- Attach door sweeps to any door leading to a hallway, basement, or outside the building to reduce gaps to no more than one-quarter inch; and
- Use pesticides sparingly, and only when applied by a NYS-licensed pest professional. Note that any pesticide applied should be applied by a pest professional licensed by New York State Department of Environmental Conservation (DEC). Use of pesticides cannot and does not replace the need to use integrated pest management practices to address the infestation.
Owners are required to inspect apartments at least once a year, and more often if necessary, when an owner knows or should’ve known of a condition that causes a pest infestation. In addition, you’re also required to inspect or eliminate the presence of pests when a tenant notifies you of an infestation or requests an inspection of a condition that’s likely to cause pest infestations.
Correction Due Date Postponements
According to the rules, owners may apply for a postponement of HPD violation correction due dates “within the five days preceding the date set for correction of such violation.” But no postponements may be requested for a hazardous violation that has become an immediately hazardous violation, such as when the presence of visible mold measures in total greater than or equal to 30 square feet in a room within a dwelling unit or when the certification period for existing hazardous violation has expired and is certified as not corrected [NYC Administrative Code Section 27-2017.3(a)(4) or (5)].
Granting of postponements are at the sole discretion of HPD. They’re limited to circumstances where owners show that they have “taken prompt action to correct the violation but that full correction cannot be completed within the time provided because of serious technical difficulty; inability to obtain necessary materials, funds, or labor; or inability to gain access to the dwelling unit where the violation exists, or other such portion of the building necessary to make the required repair.”
According to the rules, an application for postponement must contain: a detailed statement by the registered owner or agent, or registered managing agent, explaining the prompt actions taken to correct the violation, the specific circumstances causing the inability to fully correct the violation within the time set, and an explanation of how correction will be completed within 14 additional days.

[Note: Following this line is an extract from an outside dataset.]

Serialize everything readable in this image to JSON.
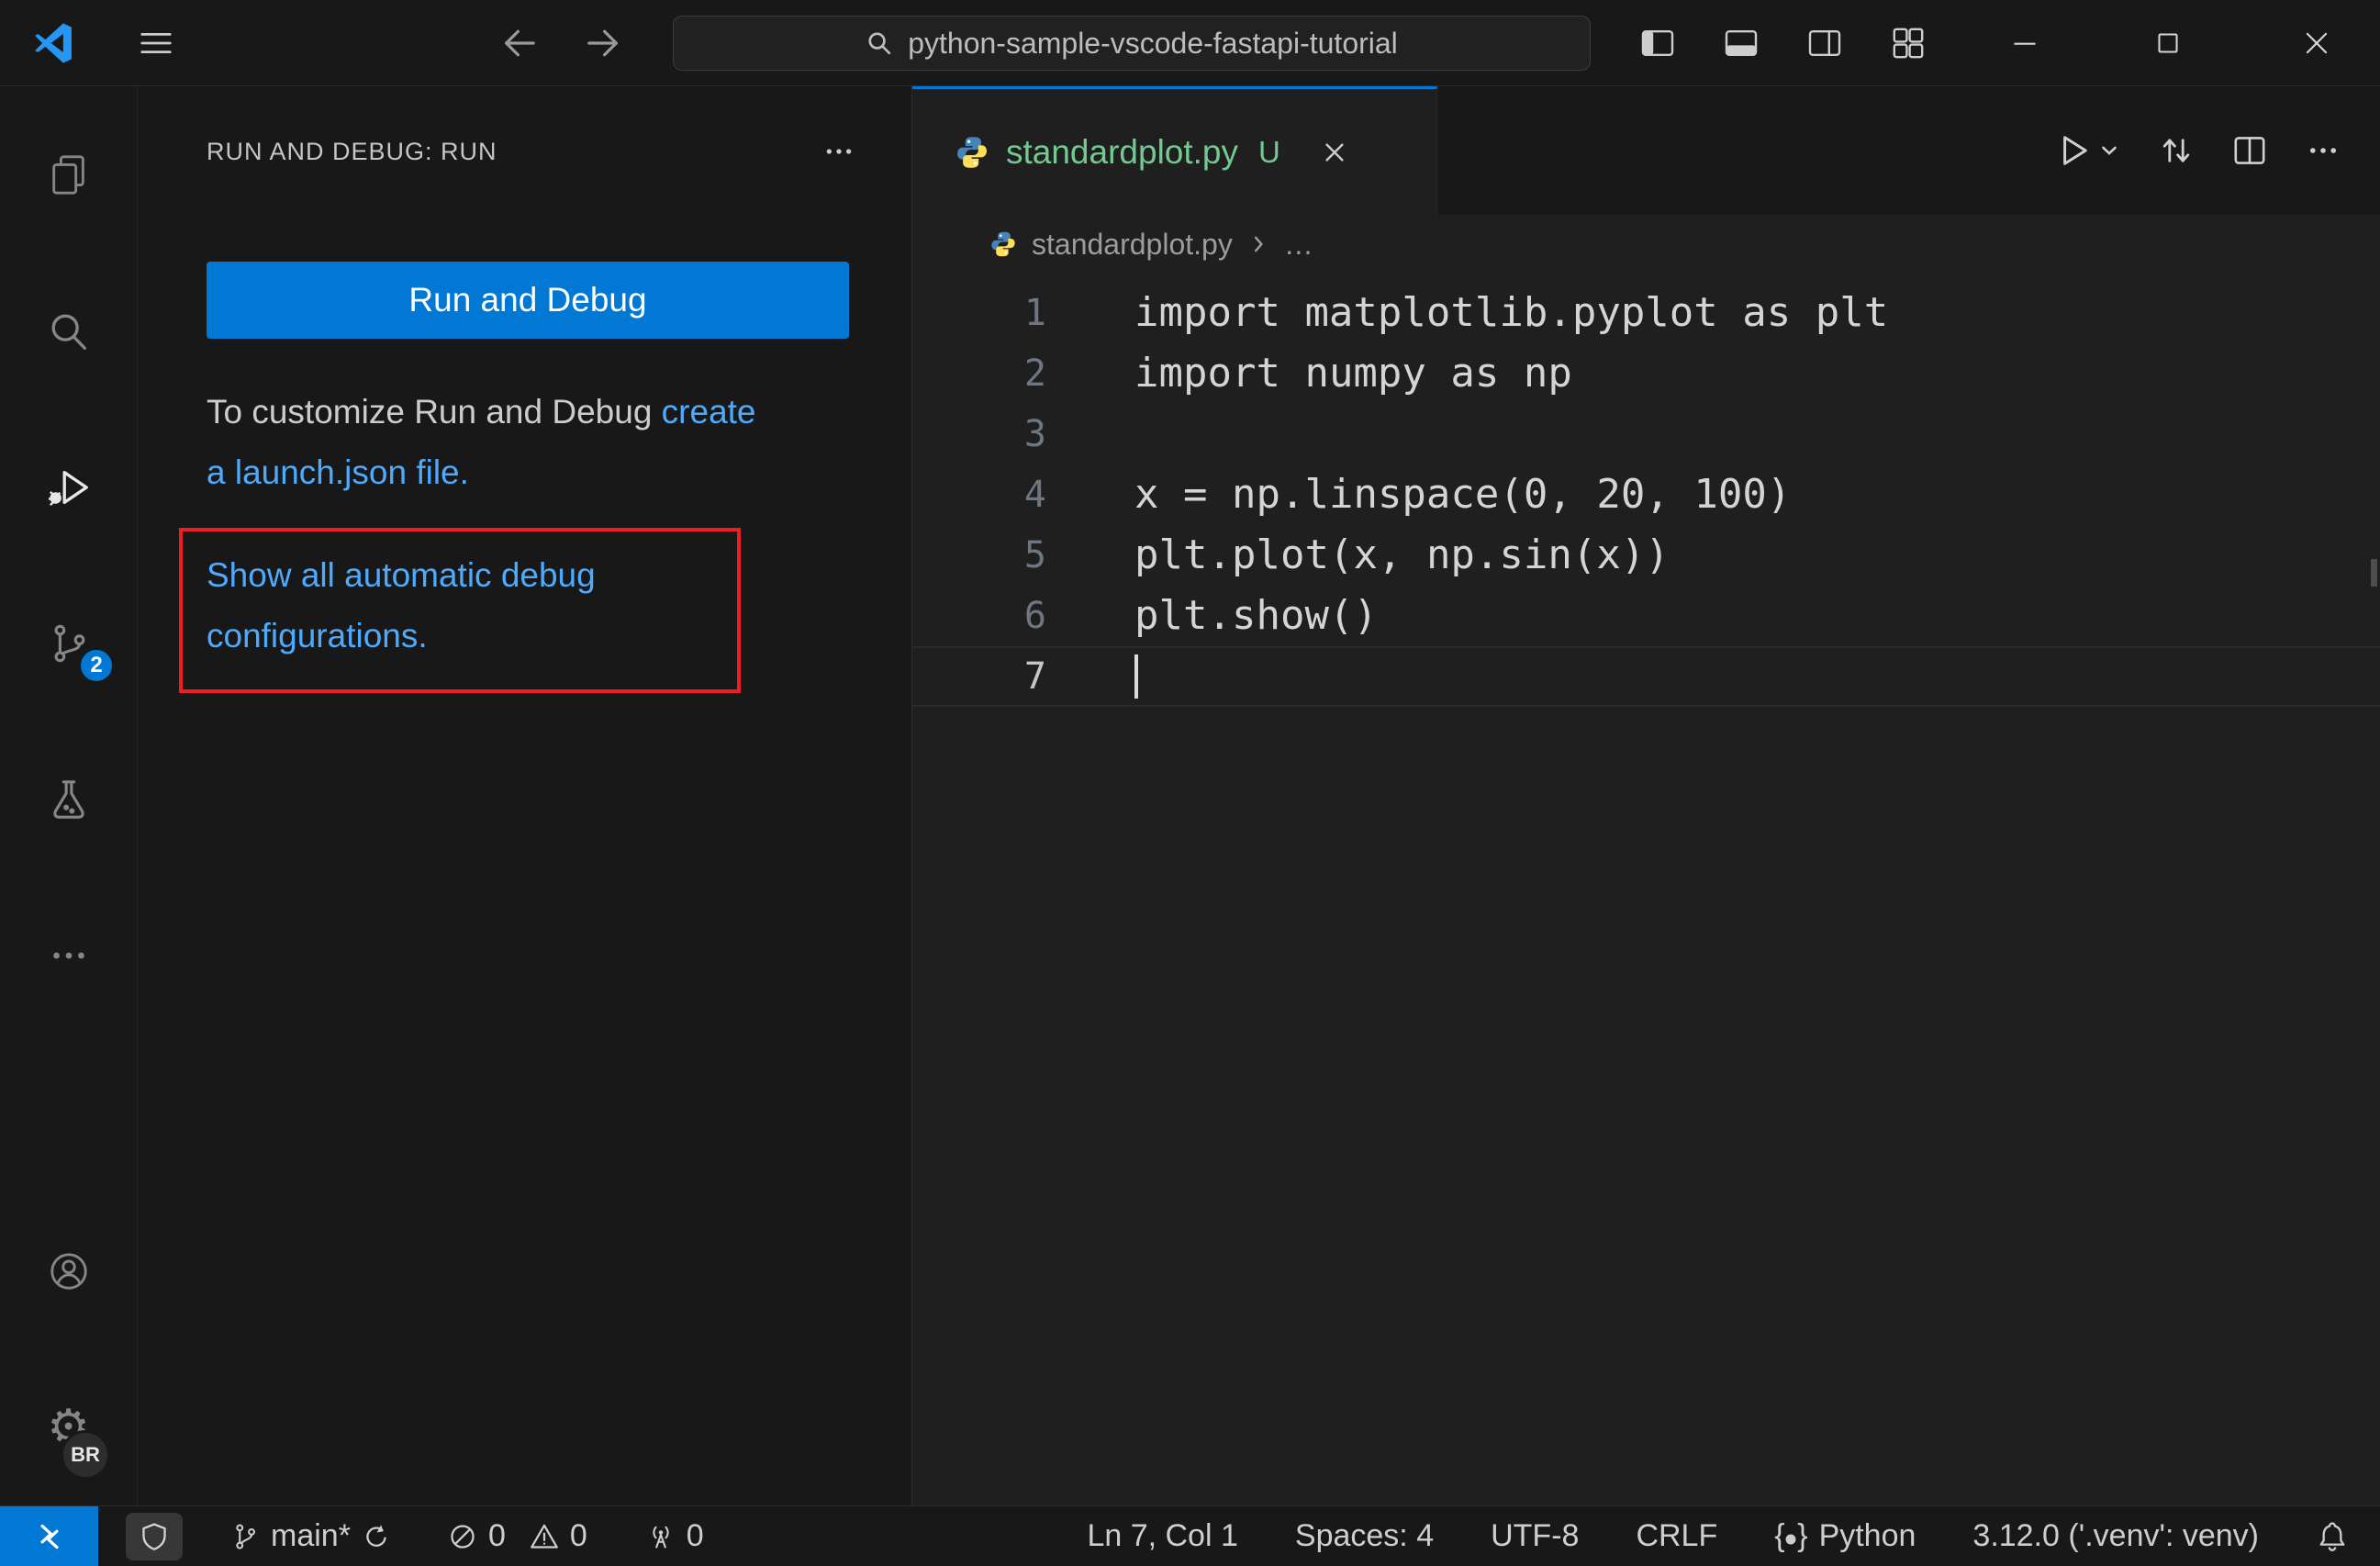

Where an owner claims inability to gain access, the application must include: a description of the steps taken to gain access, including but not limited to providing a written notice to the tenant informing the tenant of the hazard and need for access to the dwelling unit to correct the violation; proof of delivery of the notice by certified or registered mail; and why access couldn’t be gained.
HPD will make a determination in writing on whether the postponement will be granted or denied. And granted postponements “shall not exceed fourteen days from the initial date set for correction.”